I wanted to ask you about your other creative impulses besides writing. We’ve seen around the house works in different mediums. How often do you pursue collage work or painting or photography?
TOM: Never photography. Never attracted to that. I’ve painted occasionally, though I’ve never considered myself seriously a painter.
TOD Do you have any musical talents?
TOD Never an instrument?
TOM The only instrument I ever played was the typewriter. [laughs] I am, however, right now working on a musical. I’m not writing the music, although I have written some of the lyrics. Do you know Ben Lee? He’s an Australian rock star. He had a big hit in America, a record called Catch My Disease. Well, I wrote a children’s book about beer and we’re trying to make a stage musical out of that: B Is for Beer. And he’s writing the music and most of the lyrics, although I’ve written some of the lyrics. And I’m writing the script, or what in theatre is called the book. I turn 85 this July and I don’t know if I have the physical energy anymore to write another novel, but that creative impulse that has been bugging me since I was five is getting some satisfaction out of writing dialogue and writing scenes for this play, which may never actually be performed. Who knows?
TOD Is that 80 years of making? That’s amazing.

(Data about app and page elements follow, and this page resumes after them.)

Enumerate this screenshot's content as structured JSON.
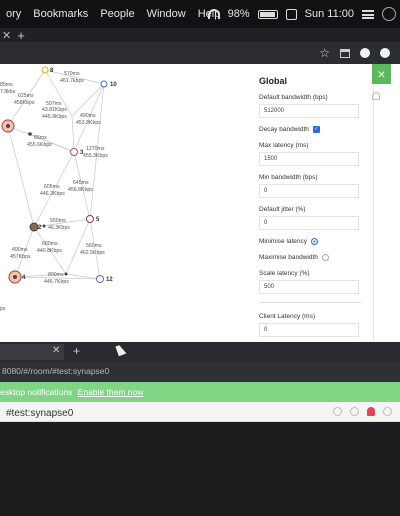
{
  "menubar": {
    "items": [
      "ory",
      "Bookmarks",
      "People",
      "Window",
      "Help"
    ],
    "battery": "98%",
    "clock": "Sun 11:00"
  },
  "top_window": {
    "graph": {
      "nodes": [
        {
          "id": "8",
          "label": "8"
        },
        {
          "id": "10",
          "label": "10"
        },
        {
          "id": "3",
          "label": "3"
        },
        {
          "id": "2",
          "label": "2"
        },
        {
          "id": "5",
          "label": "5"
        },
        {
          "id": "4",
          "label": "4"
        },
        {
          "id": "12",
          "label": "12"
        }
      ],
      "edge_labels": [
        "85ms",
        "7.8kbs",
        "625ms",
        "458Kbps",
        "570ms",
        "461.7kbps",
        "597ms",
        "43.81Kbps",
        "445.9Kbps",
        "490ms",
        "453.9Kbps",
        "65ms",
        "455.6Kbps",
        "1270ms",
        "455.3Kbps",
        "605ms",
        "446.3Kbps",
        "645ms",
        "456.8Kbps",
        "550ms",
        "46.3Kbps",
        "680ms",
        "440.8Kbps",
        "490ms",
        "457Kbps",
        "560ms",
        "462.5Kbps",
        "800ms",
        "446.7Kbps",
        "ps"
      ]
    },
    "settings": {
      "title": "Global",
      "default_bandwidth_label": "Default bandwidth (bps)",
      "default_bandwidth_value": "512000",
      "decay_bandwidth_label": "Decay bandwidth",
      "max_latency_label": "Max latency (ms)",
      "max_latency_value": "1500",
      "min_bandwidth_label": "Min bandwidth (bps)",
      "min_bandwidth_value": "0",
      "default_jitter_label": "Default jitter (%)",
      "default_jitter_value": "0",
      "minimise_latency_label": "Minimise latency",
      "maximise_bandwidth_label": "Maximise bandwidth",
      "scale_latency_label": "Scale latency (%)",
      "scale_latency_value": "500",
      "client_latency_label": "Client Latency (ms)",
      "client_latency_value": "0"
    },
    "close_label": "×"
  },
  "bottom_window": {
    "url": "8080/#/room/#test:synapse0",
    "notification_text": "esktop notifications",
    "notification_link": "Enable them now",
    "room_name": "#test:synapse0"
  },
  "colors": {
    "accent": "#2a6cde",
    "green": "#7fd584",
    "node_red": "#c0504d",
    "node_blue": "#3b6fd6"
  }
}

TOM Yeah, 80 years of dancing to that strange music of the imagination. The first story that I wrote when I was five that I dictated to my mother was about a pilot whose plane crashed and he parachuted out and landed on a small desert island and the only other occupant on the island was a brown cow with yellow spots. And they learned to live together in a symbiotic way. Where did that come from? I don’t know. I didn’t get that from a Tarzan movie or from my kindergarten picture books.
I made a note here when I wrote that little poem this morning, if I can read it without my glasses: “Poetic language has the ability to transform the drab background of existence by ripping open the printed page to let the marvelous rush in and inviting an ecstatic participation in a divinely animated universe.”
TOD That’s very Walt Whitman-like. Were you ever a Whitman fan?
TOD I love Walt Whitman. We need a Whitman of our age to somehow rouse people awake.
TOM We need to find a new way now of interfacing with the Mystery. The capital-M mystery. I think that’s missing from our culture now.
TOD What’s in the way? What’s stopping our connection?
TOM Well, we have [connected] as a species at various times throughout history. I’m sure that there were challenges in the past just as there are today. I mean, the Mystery didn’t change. We have to change. I don’t think evolution stopped with the invention of the cell phone. It’s maybe hit a wall, but there will be cracks in that wall. In the ’60s, psychedelics made big cracks in the wall and allowed and propelled a lot of people to interface with the Mystery who had never given a thought to the capital-M Mystery before. And it’s possible that something like that will happen again. There could be some electronic device that allows people to have a transcendent experience.
TOD I hope so.
TOM Something cosmic.
TOD Even if it just allows the cultivation of comfort with uncertainty.
TOM We’ve had dark ages in the past.
TOD Does it feel like a dark age to you?
TOM It’s starting to feel that way more and more, but my porchlight is burning night and day.